Rather it is the fact that, throughout the book, James openly defends what he calls ‘the ancestral creed’ (1983 : 247). That is to say, precisely the old public school ideal of cricket as something to be played for its own sake and in adherence to an unwritten ‘spirit’ which guides the conduct of players and marks out the cricketing field as sacrosanct, a space apart from the political, racial and economic inequalities of social life more generally. ). The epilogue which follows goes even further.
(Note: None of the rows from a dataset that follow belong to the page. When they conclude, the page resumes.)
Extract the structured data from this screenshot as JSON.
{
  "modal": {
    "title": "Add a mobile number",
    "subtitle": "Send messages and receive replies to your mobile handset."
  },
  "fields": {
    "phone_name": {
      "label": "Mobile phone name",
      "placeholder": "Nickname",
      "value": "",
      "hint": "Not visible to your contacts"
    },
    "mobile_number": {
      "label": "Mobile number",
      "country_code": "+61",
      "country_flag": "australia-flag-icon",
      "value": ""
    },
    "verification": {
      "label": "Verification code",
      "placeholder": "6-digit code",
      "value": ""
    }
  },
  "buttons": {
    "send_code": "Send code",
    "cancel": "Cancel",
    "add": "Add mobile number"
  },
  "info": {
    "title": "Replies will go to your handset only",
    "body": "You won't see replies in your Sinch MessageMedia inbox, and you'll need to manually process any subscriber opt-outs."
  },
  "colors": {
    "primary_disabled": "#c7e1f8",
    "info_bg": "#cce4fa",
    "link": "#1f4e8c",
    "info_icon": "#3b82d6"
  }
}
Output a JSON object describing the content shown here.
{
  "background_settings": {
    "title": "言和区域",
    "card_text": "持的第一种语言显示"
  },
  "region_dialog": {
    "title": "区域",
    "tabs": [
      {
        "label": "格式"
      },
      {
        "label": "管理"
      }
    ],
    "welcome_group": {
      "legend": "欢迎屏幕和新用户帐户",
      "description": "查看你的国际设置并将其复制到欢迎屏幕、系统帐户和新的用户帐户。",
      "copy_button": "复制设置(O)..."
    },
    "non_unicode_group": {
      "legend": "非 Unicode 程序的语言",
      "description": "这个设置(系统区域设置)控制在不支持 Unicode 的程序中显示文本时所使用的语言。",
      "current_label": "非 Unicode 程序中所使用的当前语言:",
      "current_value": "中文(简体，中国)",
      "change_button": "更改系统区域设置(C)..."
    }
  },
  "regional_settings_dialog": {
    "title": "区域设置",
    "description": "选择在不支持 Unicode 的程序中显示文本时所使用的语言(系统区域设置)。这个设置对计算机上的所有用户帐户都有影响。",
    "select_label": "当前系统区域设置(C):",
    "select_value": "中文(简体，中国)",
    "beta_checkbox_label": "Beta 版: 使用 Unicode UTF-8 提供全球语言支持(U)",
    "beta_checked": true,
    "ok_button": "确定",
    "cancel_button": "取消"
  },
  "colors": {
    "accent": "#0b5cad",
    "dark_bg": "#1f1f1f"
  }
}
Grace. No wonder that some of his readers have looked askance. Might this not be, in fact, proof positive of James’ formalism, of a faltering political nerve when it came to the sport in which he had invested so much of himself? Allan Guttmann certainly thinks so, accusing James of a ‘typically liberal fixation on the rules of play’ (1994: 27). Or, more accurately, but no less ironically, of an abiding respect for the uncodified ‘spirit of the game’. This argument is echoed by Douglas Hartmann in his reconsideration of Beyond a Boundary (2003) in which he argues that, despite the many important lessons that James still holds for contemporary readers, he imagined the sport he loved to be far more neutral than it actually was.
54) In other words, far from presenting some unconscious defence of an imperial ‘games ethic’, Beyond a Boundary is the work of someone driven to reflect, by a kind of culture shock, on what might or might not be at stake in the defence of cricket’s peculiar boundaries. Something else can be noted here as well. If cricket’s supposed ideological lesson was that of deference to authority in a general sense, or even authority within the limited confines of a school, it was extraordinarily ineffective.